happens if there is a diamond bigger than 12mm, that will get crushed.
I am sure you are all wondering the same thing!!! The
reason is that they know from this type of volcanic rock that the
diamonds will be no bigger than the 12mm. The area being mined is an
old volcano core. After the crushing process they use a chemical
mixture that separates the rock
and diamonds by making one of them (can't remember what Steve told us
now) heavier, therefore sinking to the bottom. Who ever comes up with
Argyle Diamond Mine
We then went for a walk to the Argyle Showroom and on the way met one
of the Emergency Response guys. We chatted to him for a while and he
very kindly gave me two Argyle Emergency Response caps and
a stubby cooler. This was rather exciting for me as I have for a
few years now been collecting stubby coolers from all over Australia
about 60 or so) and Emergency Services caps, i.e. Police, Fire and
and Ambulance. I am doing pretty well with the cap collection but am in
need of a few more from
the Southern States. If any readers have access to any and are willing

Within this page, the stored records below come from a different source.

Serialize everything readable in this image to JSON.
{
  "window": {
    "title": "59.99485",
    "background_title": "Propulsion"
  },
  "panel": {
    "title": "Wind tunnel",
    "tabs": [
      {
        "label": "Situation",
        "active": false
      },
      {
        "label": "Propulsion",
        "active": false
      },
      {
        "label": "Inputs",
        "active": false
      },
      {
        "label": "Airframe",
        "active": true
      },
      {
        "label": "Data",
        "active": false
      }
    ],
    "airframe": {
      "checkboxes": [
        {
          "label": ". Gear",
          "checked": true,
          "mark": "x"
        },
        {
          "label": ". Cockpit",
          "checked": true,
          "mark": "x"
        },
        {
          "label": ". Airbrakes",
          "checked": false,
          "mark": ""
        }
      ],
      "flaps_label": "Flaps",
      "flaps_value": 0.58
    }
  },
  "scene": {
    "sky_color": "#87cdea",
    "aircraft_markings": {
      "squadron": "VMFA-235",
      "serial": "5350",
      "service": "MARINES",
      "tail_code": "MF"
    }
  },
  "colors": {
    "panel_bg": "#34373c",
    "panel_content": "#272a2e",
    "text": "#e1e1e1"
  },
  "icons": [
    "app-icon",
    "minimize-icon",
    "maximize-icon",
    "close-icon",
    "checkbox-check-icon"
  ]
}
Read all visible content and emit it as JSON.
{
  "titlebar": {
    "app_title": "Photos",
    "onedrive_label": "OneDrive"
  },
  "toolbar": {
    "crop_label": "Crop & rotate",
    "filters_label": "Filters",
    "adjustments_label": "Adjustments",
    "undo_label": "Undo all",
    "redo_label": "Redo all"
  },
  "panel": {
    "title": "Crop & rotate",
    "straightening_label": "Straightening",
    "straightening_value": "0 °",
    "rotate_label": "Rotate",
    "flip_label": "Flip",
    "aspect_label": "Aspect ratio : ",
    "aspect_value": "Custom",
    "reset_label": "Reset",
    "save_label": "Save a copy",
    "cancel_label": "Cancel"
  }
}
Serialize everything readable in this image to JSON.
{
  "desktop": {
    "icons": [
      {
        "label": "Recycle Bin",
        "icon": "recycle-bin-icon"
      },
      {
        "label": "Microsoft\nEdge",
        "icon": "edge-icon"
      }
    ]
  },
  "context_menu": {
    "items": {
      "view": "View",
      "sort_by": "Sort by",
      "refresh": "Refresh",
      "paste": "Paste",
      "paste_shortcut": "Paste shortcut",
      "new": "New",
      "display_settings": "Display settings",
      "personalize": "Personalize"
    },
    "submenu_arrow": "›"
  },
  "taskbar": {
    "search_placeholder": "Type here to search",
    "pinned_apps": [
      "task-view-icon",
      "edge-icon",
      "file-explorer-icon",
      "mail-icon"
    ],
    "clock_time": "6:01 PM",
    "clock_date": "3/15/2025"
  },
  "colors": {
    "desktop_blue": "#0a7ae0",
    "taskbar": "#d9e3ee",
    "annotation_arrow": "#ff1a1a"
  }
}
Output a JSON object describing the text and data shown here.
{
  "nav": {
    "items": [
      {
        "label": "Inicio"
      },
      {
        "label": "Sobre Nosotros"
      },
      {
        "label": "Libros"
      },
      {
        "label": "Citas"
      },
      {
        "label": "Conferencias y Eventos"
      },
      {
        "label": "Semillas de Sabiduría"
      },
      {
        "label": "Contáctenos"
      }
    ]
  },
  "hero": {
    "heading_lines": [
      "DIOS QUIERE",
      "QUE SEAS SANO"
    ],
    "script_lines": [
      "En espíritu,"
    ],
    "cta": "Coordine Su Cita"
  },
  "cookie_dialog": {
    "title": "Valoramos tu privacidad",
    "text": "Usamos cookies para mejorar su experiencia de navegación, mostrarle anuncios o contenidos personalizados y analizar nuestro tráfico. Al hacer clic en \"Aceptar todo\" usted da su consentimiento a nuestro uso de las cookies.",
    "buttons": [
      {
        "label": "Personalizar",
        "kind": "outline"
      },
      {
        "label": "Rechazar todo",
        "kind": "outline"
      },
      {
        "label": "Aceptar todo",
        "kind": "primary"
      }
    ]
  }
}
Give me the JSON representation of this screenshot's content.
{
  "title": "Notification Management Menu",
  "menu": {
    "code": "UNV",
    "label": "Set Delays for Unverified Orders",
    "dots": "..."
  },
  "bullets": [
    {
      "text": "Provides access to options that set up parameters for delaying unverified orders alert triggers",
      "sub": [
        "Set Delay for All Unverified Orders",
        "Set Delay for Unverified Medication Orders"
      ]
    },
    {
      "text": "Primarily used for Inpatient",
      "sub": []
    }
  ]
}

to part with them please drop me an email (firstname.lastname@example.org).
It would be very much appreciated.
Then it was into the showroom that does not actually sell the diamonds
(that is done from the shop at the residential village) but rather
explains about diamonds and the mine. All very interesting. After the
GFC the diamond industry did suffer a little but the majority (like
95%) of the diamonds from this mine are for industrial use, so things
did keep ticking over. They are slowly getting back to their full
quota of staff.
So that was it for our personal tour, again an opportunity and
experience that money
can't buy. Yes, you can do a fly-in tour, but would not see half of
we were lucky enough to see. Thanks Halina for a great morning and a
great opportunity. I did offer her a tour of the Warmun Clinic, which
she laughed at. Why did she do that?????????
Beautiful Cable Beach - Broome
It was then back to Warmun, hook on the camper, collect the
head off. It was getting on for 2-00pm so we were not going to get far.
First stop, Halls Creek and then Broome the next day for a week's
before heading up to the Peninsular. Back to our favourite Cable Beach
Caravan Park, Palm Grove, where we scored a good site in the overflow
area. We had a great but busy week, being tourists, doing shopping and
catching up with people. We went out for drinks at Matso's with Geoff
Di who were volunteers at the Kalumburu Mission and then Brin and Sarah
who I worked with and who were our neighbours at Wadeye, Port Keats in
2008. We have kept in contact but have not seen them since we left
Wadeye. Regular readers may remember that it was these guys who owned
the boat and motor bikes that we used when we lived up there. We had a
great night out, had a great meal and really hope we get to catch up
with them again, sooner rather than later. (Ed forgot her camera!)
So while we had a great time in Broome, the weather was a bit average,
windy and wet and even a bit vaguely cool. Once again lady luck was on
our side and it cleared up the day before we had to pack up and head
up. So again, by the skin of our teeth our canvas stayed dry at that
crucial pack up time.
So that is pretty much it. Until next Month.
'I would be unstoppable, if
only I could just get started'